*** Opening RECORDED INFORMATION ***
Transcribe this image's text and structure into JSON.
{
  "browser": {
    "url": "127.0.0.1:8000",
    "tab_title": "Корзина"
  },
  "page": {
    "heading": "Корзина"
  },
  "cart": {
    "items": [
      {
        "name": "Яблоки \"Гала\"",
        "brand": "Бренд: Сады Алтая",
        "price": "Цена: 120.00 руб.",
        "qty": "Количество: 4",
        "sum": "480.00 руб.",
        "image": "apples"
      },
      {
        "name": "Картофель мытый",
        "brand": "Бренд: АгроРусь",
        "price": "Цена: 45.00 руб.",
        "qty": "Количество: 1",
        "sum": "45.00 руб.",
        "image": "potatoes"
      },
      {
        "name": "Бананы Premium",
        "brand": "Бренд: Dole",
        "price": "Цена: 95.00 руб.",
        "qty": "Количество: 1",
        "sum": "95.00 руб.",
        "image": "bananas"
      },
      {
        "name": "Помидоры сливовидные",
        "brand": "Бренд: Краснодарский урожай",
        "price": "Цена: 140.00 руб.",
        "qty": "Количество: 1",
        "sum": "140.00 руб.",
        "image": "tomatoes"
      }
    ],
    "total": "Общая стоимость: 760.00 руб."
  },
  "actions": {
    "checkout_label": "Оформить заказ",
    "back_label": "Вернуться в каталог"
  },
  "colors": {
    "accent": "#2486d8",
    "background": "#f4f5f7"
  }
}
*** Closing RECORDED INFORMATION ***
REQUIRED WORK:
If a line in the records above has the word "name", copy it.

WRITTEN SOLUTION:
        "name": "Яблоки \"Гала\"",
        "name": "Картофель мытый",
        "name": "Бананы Premium",
        "name": "Помидоры сливовидные",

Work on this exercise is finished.